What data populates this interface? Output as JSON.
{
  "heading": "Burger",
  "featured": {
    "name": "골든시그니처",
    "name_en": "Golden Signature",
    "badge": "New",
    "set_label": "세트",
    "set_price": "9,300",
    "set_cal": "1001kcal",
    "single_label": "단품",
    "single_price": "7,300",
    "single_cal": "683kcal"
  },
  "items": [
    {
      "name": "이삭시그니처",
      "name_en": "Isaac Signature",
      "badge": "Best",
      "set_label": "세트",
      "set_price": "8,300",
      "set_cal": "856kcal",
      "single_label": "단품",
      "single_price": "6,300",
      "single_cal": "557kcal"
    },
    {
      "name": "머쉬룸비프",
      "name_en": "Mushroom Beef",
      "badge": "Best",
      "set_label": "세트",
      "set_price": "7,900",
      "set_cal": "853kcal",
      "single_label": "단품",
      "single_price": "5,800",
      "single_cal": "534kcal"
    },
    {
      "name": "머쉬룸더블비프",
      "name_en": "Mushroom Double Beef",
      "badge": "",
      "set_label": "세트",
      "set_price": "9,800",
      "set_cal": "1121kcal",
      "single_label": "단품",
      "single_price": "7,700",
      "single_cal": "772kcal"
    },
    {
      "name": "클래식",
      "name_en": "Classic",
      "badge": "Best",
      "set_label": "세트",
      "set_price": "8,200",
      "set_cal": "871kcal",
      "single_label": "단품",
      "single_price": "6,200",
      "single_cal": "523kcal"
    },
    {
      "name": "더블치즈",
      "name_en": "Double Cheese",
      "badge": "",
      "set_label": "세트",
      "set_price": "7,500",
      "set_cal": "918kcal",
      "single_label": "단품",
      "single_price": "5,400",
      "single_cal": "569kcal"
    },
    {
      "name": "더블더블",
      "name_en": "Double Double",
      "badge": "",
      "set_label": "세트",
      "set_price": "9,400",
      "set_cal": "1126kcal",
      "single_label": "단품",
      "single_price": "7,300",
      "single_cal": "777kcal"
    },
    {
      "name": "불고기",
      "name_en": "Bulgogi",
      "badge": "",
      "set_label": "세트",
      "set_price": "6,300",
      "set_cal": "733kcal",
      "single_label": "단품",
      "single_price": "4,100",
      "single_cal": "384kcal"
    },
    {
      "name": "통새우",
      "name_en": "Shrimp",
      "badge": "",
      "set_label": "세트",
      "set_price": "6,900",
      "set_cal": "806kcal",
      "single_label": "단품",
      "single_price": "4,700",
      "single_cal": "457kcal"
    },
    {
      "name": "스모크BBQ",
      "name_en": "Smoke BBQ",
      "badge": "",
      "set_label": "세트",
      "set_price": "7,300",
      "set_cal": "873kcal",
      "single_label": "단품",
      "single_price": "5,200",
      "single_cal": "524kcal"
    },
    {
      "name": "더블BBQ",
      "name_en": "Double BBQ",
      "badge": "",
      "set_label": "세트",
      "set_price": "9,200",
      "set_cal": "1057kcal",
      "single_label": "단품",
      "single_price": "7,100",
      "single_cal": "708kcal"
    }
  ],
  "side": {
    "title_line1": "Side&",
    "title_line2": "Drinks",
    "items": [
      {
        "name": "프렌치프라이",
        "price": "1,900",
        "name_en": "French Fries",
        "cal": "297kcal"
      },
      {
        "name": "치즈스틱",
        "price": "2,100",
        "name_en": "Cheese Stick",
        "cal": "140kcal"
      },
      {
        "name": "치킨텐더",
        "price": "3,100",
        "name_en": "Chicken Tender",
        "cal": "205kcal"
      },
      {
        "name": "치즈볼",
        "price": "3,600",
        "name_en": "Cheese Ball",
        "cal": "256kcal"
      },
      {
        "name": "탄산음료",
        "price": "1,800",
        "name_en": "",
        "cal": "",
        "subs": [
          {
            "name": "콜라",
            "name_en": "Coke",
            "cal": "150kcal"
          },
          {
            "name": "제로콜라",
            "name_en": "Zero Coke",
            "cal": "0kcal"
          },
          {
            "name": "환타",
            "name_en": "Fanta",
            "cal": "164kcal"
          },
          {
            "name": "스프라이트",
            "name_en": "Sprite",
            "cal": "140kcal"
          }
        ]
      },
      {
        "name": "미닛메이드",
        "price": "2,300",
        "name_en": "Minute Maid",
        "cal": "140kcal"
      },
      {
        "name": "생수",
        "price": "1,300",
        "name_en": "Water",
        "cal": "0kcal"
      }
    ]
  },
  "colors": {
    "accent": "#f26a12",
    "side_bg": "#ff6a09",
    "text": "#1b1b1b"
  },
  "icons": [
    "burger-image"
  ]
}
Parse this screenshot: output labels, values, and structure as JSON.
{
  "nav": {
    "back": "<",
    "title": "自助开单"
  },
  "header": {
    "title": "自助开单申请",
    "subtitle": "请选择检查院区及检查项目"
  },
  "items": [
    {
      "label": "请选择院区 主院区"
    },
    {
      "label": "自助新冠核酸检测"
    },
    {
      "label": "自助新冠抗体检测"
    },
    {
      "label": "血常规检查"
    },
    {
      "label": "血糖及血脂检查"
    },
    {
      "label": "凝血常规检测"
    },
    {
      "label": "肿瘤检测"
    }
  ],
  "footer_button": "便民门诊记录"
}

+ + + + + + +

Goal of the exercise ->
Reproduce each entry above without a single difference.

Written answer ->
What data populates this interface? Output as JSON.
{
  "heading": "Burger",
  "featured": {
    "name": "골든시그니처",
    "name_en": "Golden Signature",
    "badge": "New",
    "set_label": "세트",
    "set_price": "9,300",
    "set_cal": "1001kcal",
    "single_label": "단품",
    "single_price": "7,300",
    "single_cal": "683kcal"
  },
  "items": [
    {
      "name": "이삭시그니처",
      "name_en": "Isaac Signature",
      "badge": "Best",
      "set_label": "세트",
      "set_price": "8,300",
      "set_cal": "856kcal",
      "single_label": "단품",
      "single_price": "6,300",
      "single_cal": "557kcal"
    },
    {
      "name": "머쉬룸비프",
      "name_en": "Mushroom Beef",
      "badge": "Best",
      "set_label": "세트",
      "set_price": "7,900",
      "set_cal": "853kcal",
      "single_label": "단품",
      "single_price": "5,800",
      "single_cal": "534kcal"
    },
    {
      "name": "머쉬룸더블비프",
      "name_en": "Mushroom Double Beef",
      "badge": "",
      "set_label": "세트",
      "set_price": "9,800",
      "set_cal": "1121kcal",
      "single_label": "단품",
      "single_price": "7,700",
      "single_cal": "772kcal"
    },
    {
      "name": "클래식",
      "name_en": "Classic",
      "badge": "Best",
      "set_label": "세트",
      "set_price": "8,200",
      "set_cal": "871kcal",
      "single_label": "단품",
      "single_price": "6,200",
      "single_cal": "523kcal"
    },
    {
      "name": "더블치즈",
      "name_en": "Double Cheese",
      "badge": "",
      "set_label": "세트",
      "set_price": "7,500",
      "set_cal": "918kcal",
      "single_label": "단품",
      "single_price": "5,400",
      "single_cal": "569kcal"
    },
    {
      "name": "더블더블",
      "name_en": "Double Double",
      "badge": "",
      "set_label": "세트",
      "set_price": "9,400",
      "set_cal": "1126kcal",
      "single_label": "단품",
      "single_price": "7,300",
      "single_cal": "777kcal"
    },
    {
      "name": "불고기",
      "name_en": "Bulgogi",
      "badge": "",
      "set_label": "세트",
      "set_price": "6,300",
      "set_cal": "733kcal",
      "single_label": "단품",
      "single_price": "4,100",
      "single_cal": "384kcal"
    },
    {
      "name": "통새우",
      "name_en": "Shrimp",
      "badge": "",
      "set_label": "세트",
      "set_price": "6,900",
      "set_cal": "806kcal",
      "single_label": "단품",
      "single_price": "4,700",
      "single_cal": "457kcal"
    },
    {
      "name": "스모크BBQ",
      "name_en": "Smoke BBQ",
      "badge": "",
      "set_label": "세트",
      "set_price": "7,300",
      "set_cal": "873kcal",
      "single_label": "단품",
      "single_price": "5,200",
      "single_cal": "524kcal"
    },
    {
      "name": "더블BBQ",
      "name_en": "Double BBQ",
      "badge": "",
      "set_label": "세트",
      "set_price": "9,200",
      "set_cal": "1057kcal",
      "single_label": "단품",
      "single_price": "7,100",
      "single_cal": "708kcal"
    }
  ],
  "side": {
    "title_line1": "Side&",
    "title_line2": "Drinks",
    "items": [
      {
        "name": "프렌치프라이",
        "price": "1,900",
        "name_en": "French Fries",
        "cal": "297kcal"
      },
      {
        "name": "치즈스틱",
        "price": "2,100",
        "name_en": "Cheese Stick",
        "cal": "140kcal"
      },
      {
        "name": "치킨텐더",
        "price": "3,100",
        "name_en": "Chicken Tender",
        "cal": "205kcal"
      },
      {
        "name": "치즈볼",
        "price": "3,600",
        "name_en": "Cheese Ball",
        "cal": "256kcal"
      },
      {
        "name": "탄산음료",
        "price": "1,800",
        "name_en": "",
        "cal": "",
        "subs": [
          {
            "name": "콜라",
            "name_en": "Coke",
            "cal": "150kcal"
          },
          {
            "name": "제로콜라",
            "name_en": "Zero Coke",
            "cal": "0kcal"
          },
          {
            "name": "환타",
            "name_en": "Fanta",
            "cal": "164kcal"
          },
          {
            "name": "스프라이트",
            "name_en": "Sprite",
            "cal": "140kcal"
          }
        ]
      },
      {
        "name": "미닛메이드",
        "price": "2,300",
        "name_en": "Minute Maid",
        "cal": "140kcal"
      },
      {
        "name": "생수",
        "price": "1,300",
        "name_en": "Water",
        "cal": "0kcal"
      }
    ]
  },
  "colors": {
    "accent": "#f26a12",
    "side_bg": "#ff6a09",
    "text": "#1b1b1b"
  },
  "icons": [
    "burger-image"
  ]
}
Parse this screenshot: output labels, values, and structure as JSON.
{
  "nav": {
    "back": "<",
    "title": "自助开单"
  },
  "header": {
    "title": "自助开单申请",
    "subtitle": "请选择检查院区及检查项目"
  },
  "items": [
    {
      "label": "请选择院区 主院区"
    },
    {
      "label": "自助新冠核酸检测"
    },
    {
      "label": "自助新冠抗体检测"
    },
    {
      "label": "血常规检查"
    },
    {
      "label": "血糖及血脂检查"
    },
    {
      "label": "凝血常规检测"
    },
    {
      "label": "肿瘤检测"
    }
  ],
  "footer_button": "便民门诊记录"
}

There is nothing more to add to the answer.